[Dataset rows describing interfaces]
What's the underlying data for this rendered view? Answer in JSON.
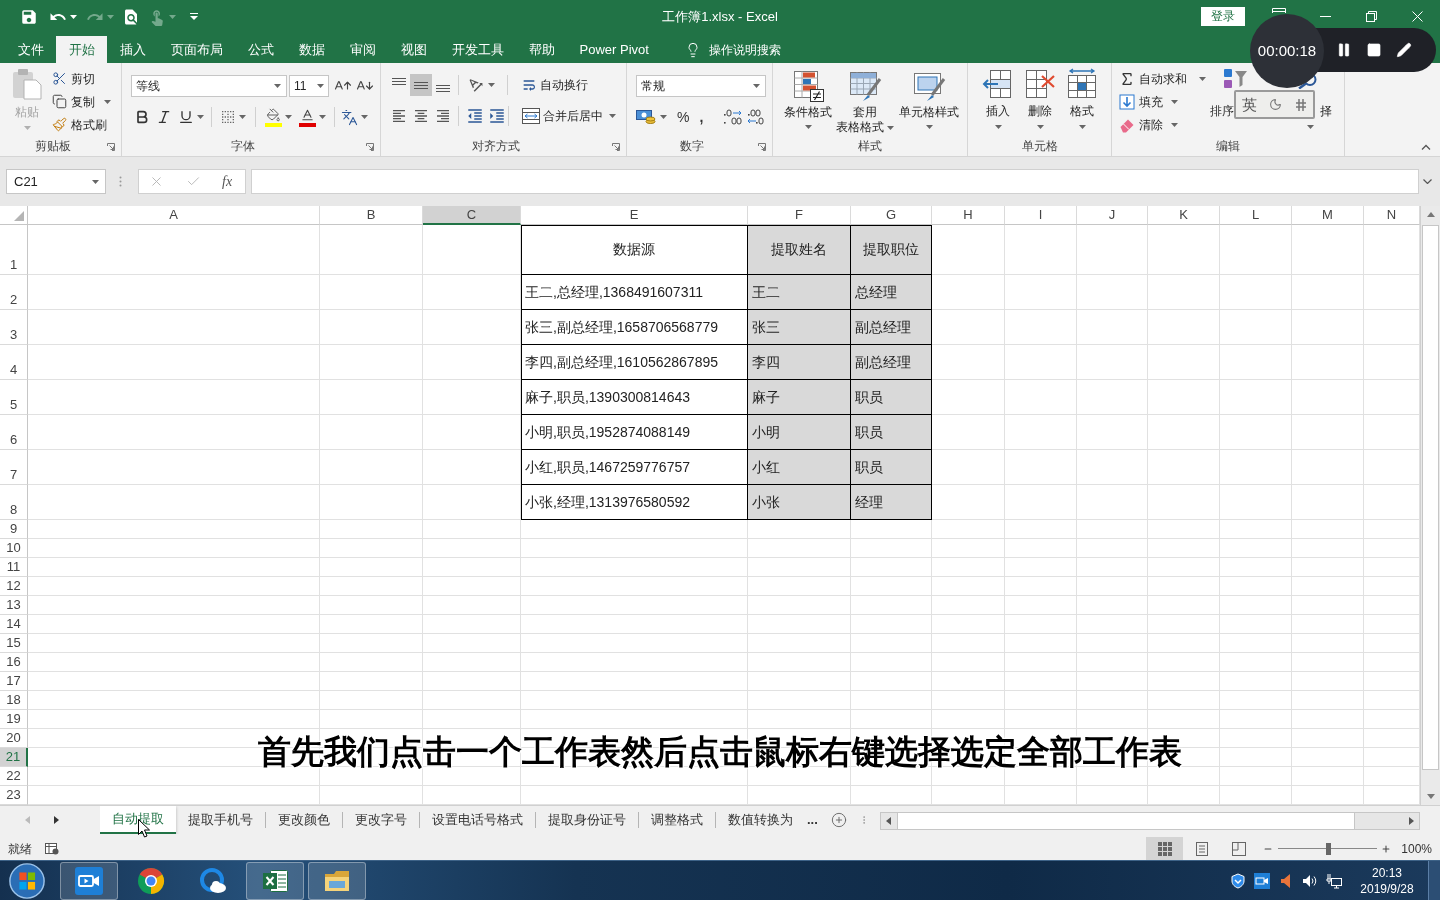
{
  "title_bar": {
    "title": "工作簿1.xlsx - Excel",
    "sign_in": "登录"
  },
  "menu_tabs": [
    {
      "label": "文件",
      "selected": false
    },
    {
      "label": "开始",
      "selected": true
    },
    {
      "label": "插入",
      "selected": false
    },
    {
      "label": "页面布局",
      "selected": false
    },
    {
      "label": "公式",
      "selected": false
    },
    {
      "label": "数据",
      "selected": false
    },
    {
      "label": "审阅",
      "selected": false
    },
    {
      "label": "视图",
      "selected": false
    },
    {
      "label": "开发工具",
      "selected": false
    },
    {
      "label": "帮助",
      "selected": false
    },
    {
      "label": "Power Pivot",
      "selected": false
    }
  ],
  "tell_me": {
    "placeholder": "操作说明搜索"
  },
  "ribbon": {
    "clipboard": {
      "label": "剪贴板",
      "paste": {
        "label": "粘贴",
        "disabled": true
      },
      "buttons": [
        {
          "label": "剪切"
        },
        {
          "label": "复制"
        },
        {
          "label": "格式刷"
        }
      ]
    },
    "font": {
      "label": "字体",
      "font_name": "等线",
      "font_size": "11"
    },
    "alignment": {
      "label": "对齐方式",
      "vertical": [
        {
          "selected": false
        },
        {
          "selected": true
        },
        {
          "selected": false
        }
      ],
      "wrap_text": "自动换行",
      "merge_center": "合并后居中"
    },
    "number": {
      "label": "数字",
      "format": "常规",
      "percent": "%",
      "comma": ","
    },
    "styles": {
      "label": "样式",
      "buttons": [
        {
          "lines": [
            "条件格式"
          ]
        },
        {
          "lines": [
            "套用",
            "表格格式"
          ]
        },
        {
          "lines": [
            "单元格样式"
          ]
        }
      ]
    },
    "cells": {
      "label": "单元格",
      "buttons": [
        {
          "label": "插入"
        },
        {
          "label": "删除"
        },
        {
          "label": "格式"
        }
      ]
    },
    "editing": {
      "label": "编辑",
      "buttons": [
        {
          "label": "自动求和"
        },
        {
          "label": "填充"
        },
        {
          "label": "清除"
        }
      ],
      "sort_filter": "排序",
      "find_select": "择"
    }
  },
  "recorder": {
    "time": "00:00:18"
  },
  "ime": {
    "mode": "英"
  },
  "formula_bar": {
    "name_box": "C21",
    "fx": "fx"
  },
  "sheet": {
    "columns": [
      {
        "label": "A",
        "selected": false
      },
      {
        "label": "B",
        "selected": false
      },
      {
        "label": "C",
        "selected": true
      },
      {
        "label": "E",
        "selected": false
      },
      {
        "label": "F",
        "selected": false
      },
      {
        "label": "G",
        "selected": false
      },
      {
        "label": "H",
        "selected": false
      },
      {
        "label": "I",
        "selected": false
      },
      {
        "label": "J",
        "selected": false
      },
      {
        "label": "K",
        "selected": false
      },
      {
        "label": "L",
        "selected": false
      },
      {
        "label": "M",
        "selected": false
      },
      {
        "label": "N",
        "selected": false
      }
    ],
    "rows": [
      {
        "label": "1",
        "selected": false
      },
      {
        "label": "2",
        "selected": false
      },
      {
        "label": "3",
        "selected": false
      },
      {
        "label": "4",
        "selected": false
      },
      {
        "label": "5",
        "selected": false
      },
      {
        "label": "6",
        "selected": false
      },
      {
        "label": "7",
        "selected": false
      },
      {
        "label": "8",
        "selected": false
      },
      {
        "label": "9",
        "selected": false
      },
      {
        "label": "10",
        "selected": false
      },
      {
        "label": "11",
        "selected": false
      },
      {
        "label": "12",
        "selected": false
      },
      {
        "label": "13",
        "selected": false
      },
      {
        "label": "14",
        "selected": false
      },
      {
        "label": "15",
        "selected": false
      },
      {
        "label": "16",
        "selected": false
      },
      {
        "label": "17",
        "selected": false
      },
      {
        "label": "18",
        "selected": false
      },
      {
        "label": "19",
        "selected": false
      },
      {
        "label": "20",
        "selected": false
      },
      {
        "label": "21",
        "selected": true
      },
      {
        "label": "22",
        "selected": false
      },
      {
        "label": "23",
        "selected": false
      }
    ],
    "table": {
      "header": [
        "数据源",
        "提取姓名",
        "提取职位"
      ],
      "rows": [
        [
          "王二,总经理,1368491607311",
          "王二",
          "总经理"
        ],
        [
          "张三,副总经理,1658706568779",
          "张三",
          "副总经理"
        ],
        [
          "李四,副总经理,1610562867895",
          "李四",
          "副总经理"
        ],
        [
          "麻子,职员,1390300814643",
          "麻子",
          "职员"
        ],
        [
          "小明,职员,1952874088149",
          "小明",
          "职员"
        ],
        [
          "小红,职员,1467259776757",
          "小红",
          "职员"
        ],
        [
          "小张,经理,1313976580592",
          "小张",
          "经理"
        ]
      ]
    }
  },
  "subtitle": "首先我们点击一个工作表然后点击鼠标右键选择选定全部工作表",
  "sheet_tabs": {
    "tabs": [
      {
        "label": "自动提取",
        "selected": true
      },
      {
        "label": "提取手机号",
        "selected": false
      },
      {
        "label": "更改颜色",
        "selected": false
      },
      {
        "label": "更改字号",
        "selected": false
      },
      {
        "label": "设置电话号格式",
        "selected": false
      },
      {
        "label": "提取身份证号",
        "selected": false
      },
      {
        "label": "调整格式",
        "selected": false
      },
      {
        "label": "数值转换为",
        "selected": false
      }
    ],
    "more": "..."
  },
  "status_bar": {
    "status": "就绪",
    "views": [
      {
        "selected": true
      },
      {
        "selected": false
      },
      {
        "selected": false
      }
    ],
    "zoom": {
      "level": 0.5,
      "reading": "100%"
    }
  },
  "taskbar": {
    "apps": [
      {
        "active": true
      },
      {
        "active": false
      },
      {
        "active": false
      },
      {
        "active": true
      },
      {
        "active": true
      }
    ],
    "clock": {
      "time": "20:13",
      "date": "2019/9/28"
    }
  }
}
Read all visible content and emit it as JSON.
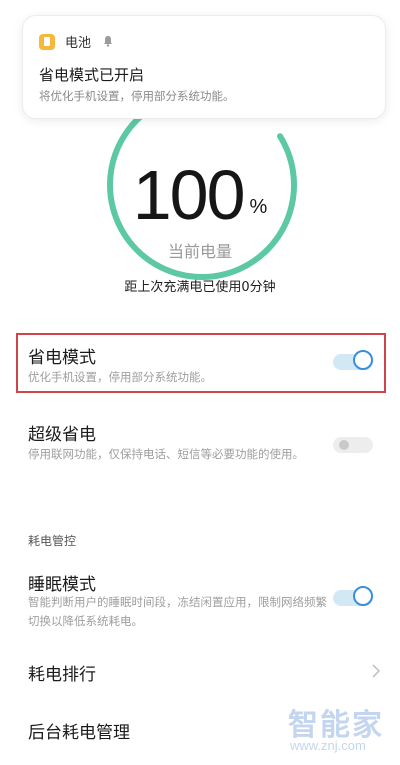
{
  "notification": {
    "app_name": "电池",
    "app_icon": "battery-app-icon",
    "bell_icon": "bell-icon",
    "title": "省电模式已开启",
    "body": "将优化手机设置，停用部分系统功能。"
  },
  "battery": {
    "level_value": "100",
    "level_unit": "%",
    "level_fraction": 1.0,
    "label": "当前电量",
    "since_full_charge": "距上次充满电已使用0分钟",
    "accent": "#5dc8a5"
  },
  "settings": {
    "power_saving": {
      "title": "省电模式",
      "description": "优化手机设置，停用部分系统功能。",
      "enabled": true
    },
    "super_power_saving": {
      "title": "超级省电",
      "description": "停用联网功能，仅保持电话、短信等必要功能的使用。",
      "enabled": false
    },
    "section_header": "耗电管控",
    "sleep_mode": {
      "title": "睡眠模式",
      "description": "智能判断用户的睡眠时间段，冻结闲置应用，限制网络频繁切换以降低系统耗电。",
      "enabled": true
    },
    "power_ranking": {
      "title": "耗电排行",
      "chevron_icon": "chevron-right-icon"
    },
    "background_power": {
      "title": "后台耗电管理"
    }
  },
  "watermark": {
    "brand": "智能家",
    "url": "www.znj.com"
  },
  "colors": {
    "toggle_on": "#3a8ee0",
    "highlight": "#d2434b"
  }
}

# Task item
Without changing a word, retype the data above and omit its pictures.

# Exercise result
What's the underlying data for this rendered view? Answer in JSON.
{
  "title_bar": {
    "title": "工作簿1.xlsx - Excel",
    "sign_in": "登录"
  },
  "menu_tabs": [
    {
      "label": "文件",
      "selected": false
    },
    {
      "label": "开始",
      "selected": true
    },
    {
      "label": "插入",
      "selected": false
    },
    {
      "label": "页面布局",
      "selected": false
    },
    {
      "label": "公式",
      "selected": false
    },
    {
      "label": "数据",
      "selected": false
    },
    {
      "label": "审阅",
      "selected": false
    },
    {
      "label": "视图",
      "selected": false
    },
    {
      "label": "开发工具",
      "selected": false
    },
    {
      "label": "帮助",
      "selected": false
    },
    {
      "label": "Power Pivot",
      "selected": false
    }
  ],
  "tell_me": {
    "placeholder": "操作说明搜索"
  },
  "ribbon": {
    "clipboard": {
      "label": "剪贴板",
      "paste": {
        "label": "粘贴",
        "disabled": true
      },
      "buttons": [
        {
          "label": "剪切"
        },
        {
          "label": "复制"
        },
        {
          "label": "格式刷"
        }
      ]
    },
    "font": {
      "label": "字体",
      "font_name": "等线",
      "font_size": "11"
    },
    "alignment": {
      "label": "对齐方式",
      "vertical": [
        {
          "selected": false
        },
        {
          "selected": true
        },
        {
          "selected": false
        }
      ],
      "wrap_text": "自动换行",
      "merge_center": "合并后居中"
    },
    "number": {
      "label": "数字",
      "format": "常规",
      "percent": "%",
      "comma": ","
    },
    "styles": {
      "label": "样式",
      "buttons": [
        {
          "lines": [
            "条件格式"
          ]
        },
        {
          "lines": [
            "套用",
            "表格格式"
          ]
        },
        {
          "lines": [
            "单元格样式"
          ]
        }
      ]
    },
    "cells": {
      "label": "单元格",
      "buttons": [
        {
          "label": "插入"
        },
        {
          "label": "删除"
        },
        {
          "label": "格式"
        }
      ]
    },
    "editing": {
      "label": "编辑",
      "buttons": [
        {
          "label": "自动求和"
        },
        {
          "label": "填充"
        },
        {
          "label": "清除"
        }
      ],
      "sort_filter": "排序",
      "find_select": "择"
    }
  },
  "recorder": {
    "time": "00:00:18"
  },
  "ime": {
    "mode": "英"
  },
  "formula_bar": {
    "name_box": "C21",
    "fx": "fx"
  },
  "sheet": {
    "columns": [
      {
        "label": "A",
        "selected": false
      },
      {
        "label": "B",
        "selected": false
      },
      {
        "label": "C",
        "selected": true
      },
      {
        "label": "E",
        "selected": false
      },
      {
        "label": "F",
        "selected": false
      },
      {
        "label": "G",
        "selected": false
      },
      {
        "label": "H",
        "selected": false
      },
      {
        "label": "I",
        "selected": false
      },
      {
        "label": "J",
        "selected": false
      },
      {
        "label": "K",
        "selected": false
      },
      {
        "label": "L",
        "selected": false
      },
      {
        "label": "M",
        "selected": false
      },
      {
        "label": "N",
        "selected": false
      }
    ],
    "rows": [
      {
        "label": "1",
        "selected": false
      },
      {
        "label": "2",
        "selected": false
      },
      {
        "label": "3",
        "selected": false
      },
      {
        "label": "4",
        "selected": false
      },
      {
        "label": "5",
        "selected": false
      },
      {
        "label": "6",
        "selected": false
      },
      {
        "label": "7",
        "selected": false
      },
      {
        "label": "8",
        "selected": false
      },
      {
        "label": "9",
        "selected": false
      },
      {
        "label": "10",
        "selected": false
      },
      {
        "label": "11",
        "selected": false
      },
      {
        "label": "12",
        "selected": false
      },
      {
        "label": "13",
        "selected": false
      },
      {
        "label": "14",
        "selected": false
      },
      {
        "label": "15",
        "selected": false
      },
      {
        "label": "16",
        "selected": false
      },
      {
        "label": "17",
        "selected": false
      },
      {
        "label": "18",
        "selected": false
      },
      {
        "label": "19",
        "selected": false
      },
      {
        "label": "20",
        "selected": false
      },
      {
        "label": "21",
        "selected": true
      },
      {
        "label": "22",
        "selected": false
      },
      {
        "label": "23",
        "selected": false
      }
    ],
    "table": {
      "header": [
        "数据源",
        "提取姓名",
        "提取职位"
      ],
      "rows": [
        [
          "王二,总经理,1368491607311",
          "王二",
          "总经理"
        ],
        [
          "张三,副总经理,1658706568779",
          "张三",
          "副总经理"
        ],
        [
          "李四,副总经理,1610562867895",
          "李四",
          "副总经理"
        ],
        [
          "麻子,职员,1390300814643",
          "麻子",
          "职员"
        ],
        [
          "小明,职员,1952874088149",
          "小明",
          "职员"
        ],
        [
          "小红,职员,1467259776757",
          "小红",
          "职员"
        ],
        [
          "小张,经理,1313976580592",
          "小张",
          "经理"
        ]
      ]
    }
  },
  "subtitle": "首先我们点击一个工作表然后点击鼠标右键选择选定全部工作表",
  "sheet_tabs": {
    "tabs": [
      {
        "label": "自动提取",
        "selected": true
      },
      {
        "label": "提取手机号",
        "selected": false
      },
      {
        "label": "更改颜色",
        "selected": false
      },
      {
        "label": "更改字号",
        "selected": false
      },
      {
        "label": "设置电话号格式",
        "selected": false
      },
      {
        "label": "提取身份证号",
        "selected": false
      },
      {
        "label": "调整格式",
        "selected": false
      },
      {
        "label": "数值转换为",
        "selected": false
      }
    ],
    "more": "..."
  },
  "status_bar": {
    "status": "就绪",
    "views": [
      {
        "selected": true
      },
      {
        "selected": false
      },
      {
        "selected": false
      }
    ],
    "zoom": {
      "level": 0.5,
      "reading": "100%"
    }
  },
  "taskbar": {
    "apps": [
      {
        "active": true
      },
      {
        "active": false
      },
      {
        "active": false
      },
      {
        "active": true
      },
      {
        "active": true
      }
    ],
    "clock": {
      "time": "20:13",
      "date": "2019/9/28"
    }
  }
}
Read all visible content and emit it as JSON.
{
  "notification": {
    "app_name": "电池",
    "app_icon": "battery-app-icon",
    "bell_icon": "bell-icon",
    "title": "省电模式已开启",
    "body": "将优化手机设置，停用部分系统功能。"
  },
  "battery": {
    "level_value": "100",
    "level_unit": "%",
    "level_fraction": 1.0,
    "label": "当前电量",
    "since_full_charge": "距上次充满电已使用0分钟",
    "accent": "#5dc8a5"
  },
  "settings": {
    "power_saving": {
      "title": "省电模式",
      "description": "优化手机设置，停用部分系统功能。",
      "enabled": true
    },
    "super_power_saving": {
      "title": "超级省电",
      "description": "停用联网功能，仅保持电话、短信等必要功能的使用。",
      "enabled": false
    },
    "section_header": "耗电管控",
    "sleep_mode": {
      "title": "睡眠模式",
      "description": "智能判断用户的睡眠时间段，冻结闲置应用，限制网络频繁切换以降低系统耗电。",
      "enabled": true
    },
    "power_ranking": {
      "title": "耗电排行",
      "chevron_icon": "chevron-right-icon"
    },
    "background_power": {
      "title": "后台耗电管理"
    }
  },
  "watermark": {
    "brand": "智能家",
    "url": "www.znj.com"
  },
  "colors": {
    "toggle_on": "#3a8ee0",
    "highlight": "#d2434b"
  }
}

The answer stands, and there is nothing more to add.